Just the other day, North brought some covid tests home from school because they’d noticed we were running low on non-expired tests. They wanted to test because a member of the Beauty and the Beast cast had been performing sick for a week and had tested for covid, but only once. North’s test was negative.

Having Covid

And as I mentioned, people still get covid, including North.


Friday morning we found out that North had tested positive for covid and had to come home, missing the last two days of camp and a field trip to Hershey Park.


North was one of two campers sent home that day. The camp reported that three more tested positive at home after camp was over. Over the next few days, North was sick, but not too sick, with a sore throat and some congestion and fatigue. While we were waiting for Beth and North to get home, Noah prepared for their return by consulting the FDA web site that has revised expiration dates for covid tests and he separated our stockpile of tests into expired (4) and non-expired (6) boxes.

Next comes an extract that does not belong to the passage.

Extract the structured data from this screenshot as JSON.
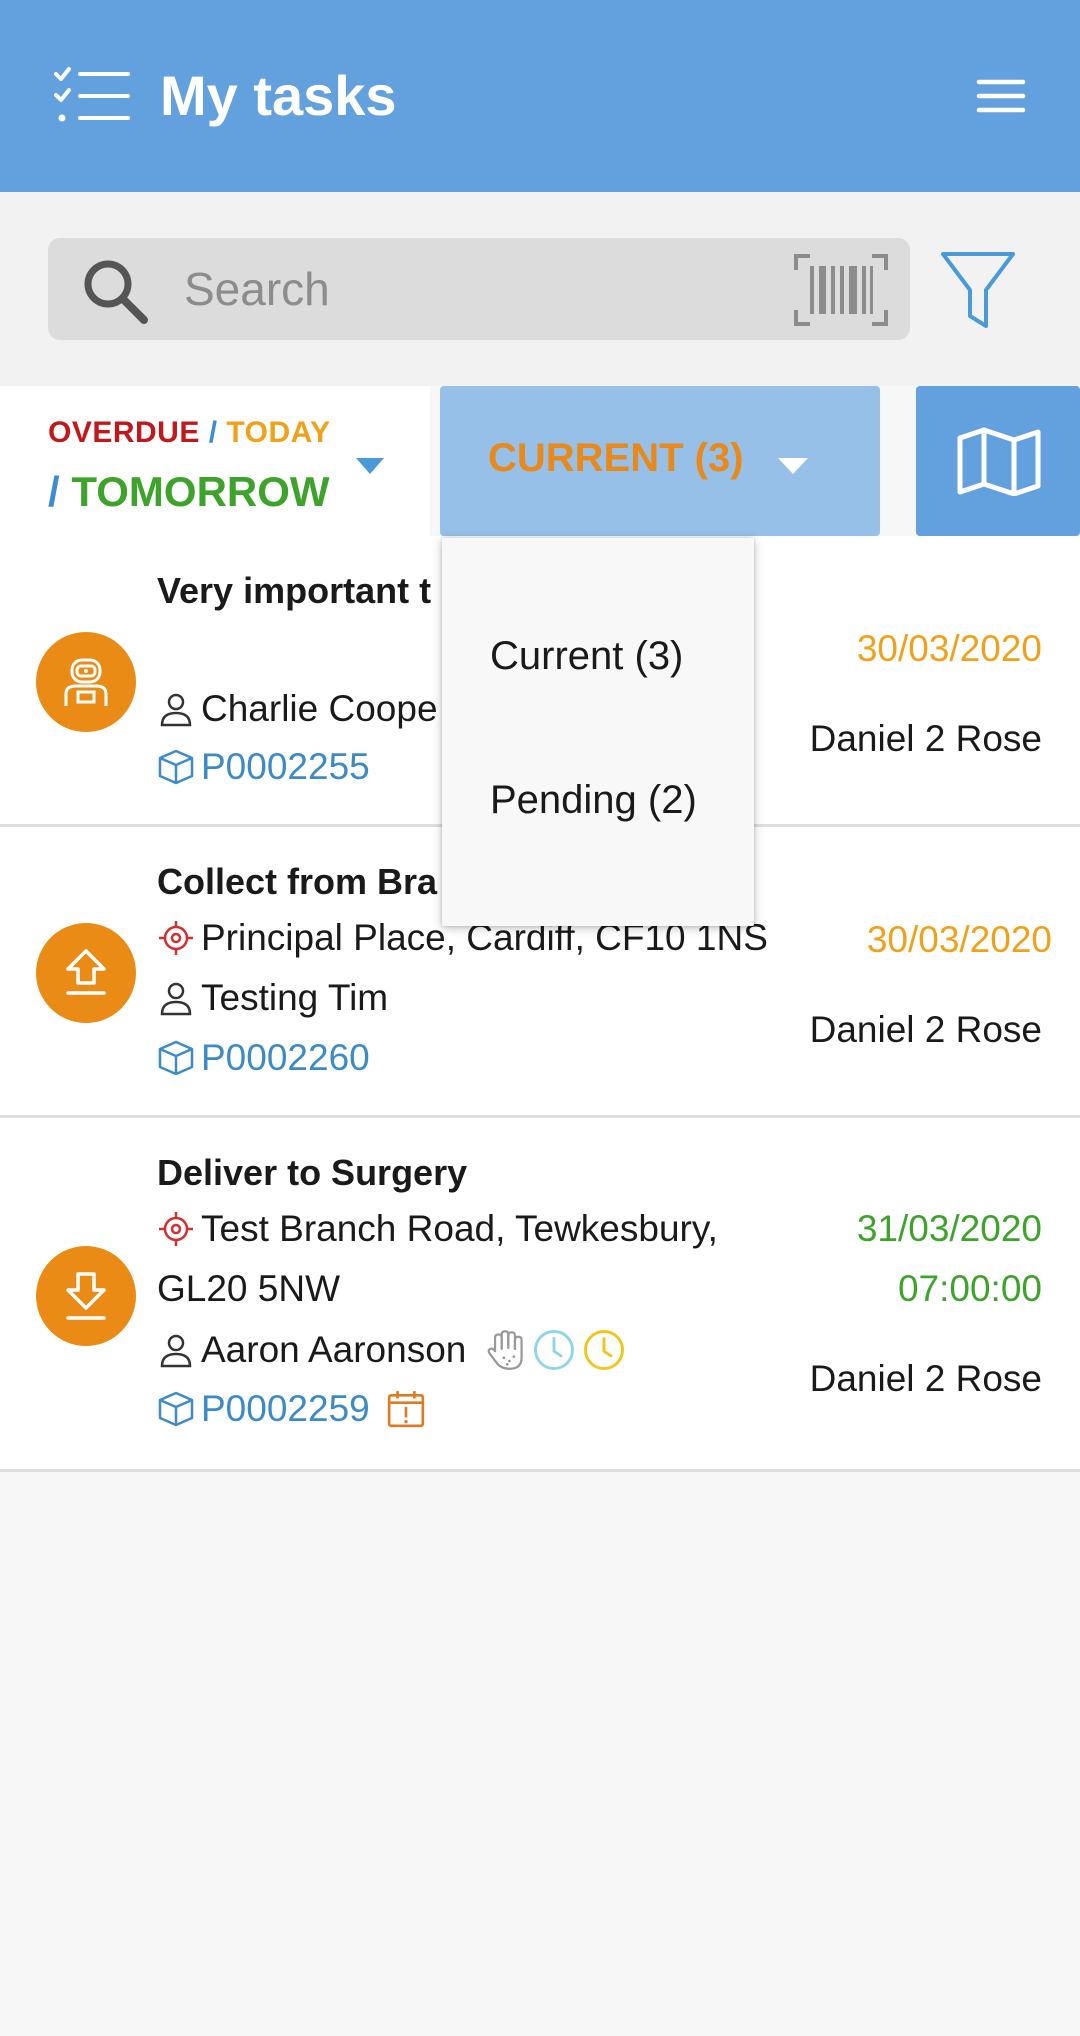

We didn’t make North isolate, as that’s just not good for them. We masked when we were in the same room with them and on the first night they ate dinner in the living room, one room over from the rest of us. There’s no door between those two rooms, so conversation was possible. On Sunday North had a headache and didn’t want dinner, then on Monday we all ate dinner on the porch together and Tuesday they had a headache again. For the first couple days we had the A/C off and all the windows of the house open, for air circulation, until both kids requested that we turn in on Monday morning when the weather got hotter and stickier…

Beth, who had the closest contact with North (on the ride home) tested on Saturday and again on Monday and Tuesday, each time negative. Even so, she decided not to go into the office Monday or Tuesday, although partly that was because she had a lot of work to do before our upcoming beach trip and she didn’t want to waste time commuting. Beth and I started masking again when inside stores and places of business, which we had only stopped doing last month. (Ironically, North never stopped.) North didn’t leave the house until Wednesday…

North took a covid test and it was negative, which was cause for celebration. Meanwhile, Noah, who had seemed sluggish all day, decided he’d better take a covid test before we left, just in case. Also, negative. Beth, Noah, and I immediately shed our masks for the remainder of the trip, though North still wore theirs in public most of the time.

I can’t predict what the next year of covid will be like, for the world, the country, or our family, but I’m hoping it recedes more and more into the range of serious, but ordinary contagious diseases. (Recent research on long covid may make this more likely.) And if it does, maybe I won’t have anything to write about next year.

What do you mean when you say “during covid”?